Required work> From the line containing "Give me the" down to the last line of the records below, give every line again without any change.

━━━━━ Given data ━━━━━

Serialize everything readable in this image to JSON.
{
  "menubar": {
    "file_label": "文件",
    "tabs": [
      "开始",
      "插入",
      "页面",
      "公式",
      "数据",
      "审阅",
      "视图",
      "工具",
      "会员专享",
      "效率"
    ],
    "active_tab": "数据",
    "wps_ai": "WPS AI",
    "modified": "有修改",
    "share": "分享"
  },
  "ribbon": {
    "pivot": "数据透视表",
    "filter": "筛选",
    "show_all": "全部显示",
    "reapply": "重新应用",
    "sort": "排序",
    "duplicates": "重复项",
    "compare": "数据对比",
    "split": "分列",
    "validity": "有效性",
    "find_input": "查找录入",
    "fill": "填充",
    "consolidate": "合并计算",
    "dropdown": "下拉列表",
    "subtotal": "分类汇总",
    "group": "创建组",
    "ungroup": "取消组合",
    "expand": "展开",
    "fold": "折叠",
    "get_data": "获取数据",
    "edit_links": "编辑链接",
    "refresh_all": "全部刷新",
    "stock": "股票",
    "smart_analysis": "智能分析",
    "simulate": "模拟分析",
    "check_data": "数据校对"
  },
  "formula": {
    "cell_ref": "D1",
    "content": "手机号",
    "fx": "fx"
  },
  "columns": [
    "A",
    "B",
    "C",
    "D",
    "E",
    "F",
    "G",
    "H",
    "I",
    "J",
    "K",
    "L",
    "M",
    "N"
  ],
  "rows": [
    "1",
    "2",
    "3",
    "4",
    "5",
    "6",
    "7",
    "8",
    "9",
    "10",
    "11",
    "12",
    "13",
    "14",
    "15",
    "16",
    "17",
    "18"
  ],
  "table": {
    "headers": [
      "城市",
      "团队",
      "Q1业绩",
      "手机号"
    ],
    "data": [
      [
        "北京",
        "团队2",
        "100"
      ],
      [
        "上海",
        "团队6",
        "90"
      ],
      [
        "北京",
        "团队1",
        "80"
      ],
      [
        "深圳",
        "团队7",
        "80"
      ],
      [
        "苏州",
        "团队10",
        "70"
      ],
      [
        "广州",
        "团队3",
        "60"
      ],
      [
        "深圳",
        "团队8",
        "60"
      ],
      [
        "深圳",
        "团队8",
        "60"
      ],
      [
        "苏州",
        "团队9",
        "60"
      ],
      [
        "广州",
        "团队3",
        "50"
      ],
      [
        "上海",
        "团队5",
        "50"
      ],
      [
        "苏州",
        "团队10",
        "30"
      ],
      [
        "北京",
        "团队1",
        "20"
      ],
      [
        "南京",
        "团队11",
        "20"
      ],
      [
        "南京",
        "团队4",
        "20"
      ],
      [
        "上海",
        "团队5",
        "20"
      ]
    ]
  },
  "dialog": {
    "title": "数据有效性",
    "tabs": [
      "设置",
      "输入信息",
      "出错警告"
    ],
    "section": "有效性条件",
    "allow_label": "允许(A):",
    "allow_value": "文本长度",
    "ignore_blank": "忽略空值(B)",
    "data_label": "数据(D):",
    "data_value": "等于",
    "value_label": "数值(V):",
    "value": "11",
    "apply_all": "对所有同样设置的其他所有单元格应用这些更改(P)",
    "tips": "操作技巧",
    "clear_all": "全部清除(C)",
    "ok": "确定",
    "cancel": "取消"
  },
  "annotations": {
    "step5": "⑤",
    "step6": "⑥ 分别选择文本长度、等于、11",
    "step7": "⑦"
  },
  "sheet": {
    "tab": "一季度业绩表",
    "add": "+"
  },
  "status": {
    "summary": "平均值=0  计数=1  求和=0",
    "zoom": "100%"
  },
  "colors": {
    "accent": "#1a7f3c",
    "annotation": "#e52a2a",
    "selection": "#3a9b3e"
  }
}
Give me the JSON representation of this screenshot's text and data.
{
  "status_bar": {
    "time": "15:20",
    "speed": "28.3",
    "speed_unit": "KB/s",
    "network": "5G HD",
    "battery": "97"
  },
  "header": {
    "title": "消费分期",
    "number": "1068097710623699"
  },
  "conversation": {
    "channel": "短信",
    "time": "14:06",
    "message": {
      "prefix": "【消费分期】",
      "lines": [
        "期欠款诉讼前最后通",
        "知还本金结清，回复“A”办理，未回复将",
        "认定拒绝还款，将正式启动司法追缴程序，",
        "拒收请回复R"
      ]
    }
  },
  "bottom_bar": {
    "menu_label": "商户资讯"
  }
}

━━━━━

Result of the exercise>
Give me the JSON representation of this screenshot's text and data.
{
  "status_bar": {
    "time": "15:20",
    "speed": "28.3",
    "speed_unit": "KB/s",
    "network": "5G HD",
    "battery": "97"
  },
  "header": {
    "title": "消费分期",
    "number": "1068097710623699"
  },
  "conversation": {
    "channel": "短信",
    "time": "14:06",
    "message": {
      "prefix": "【消费分期】",
      "lines": [
        "期欠款诉讼前最后通",
        "知还本金结清，回复“A”办理，未回复将",
        "认定拒绝还款，将正式启动司法追缴程序，",
        "拒收请回复R"
      ]
    }
  },
  "bottom_bar": {
    "menu_label": "商户资讯"
  }
}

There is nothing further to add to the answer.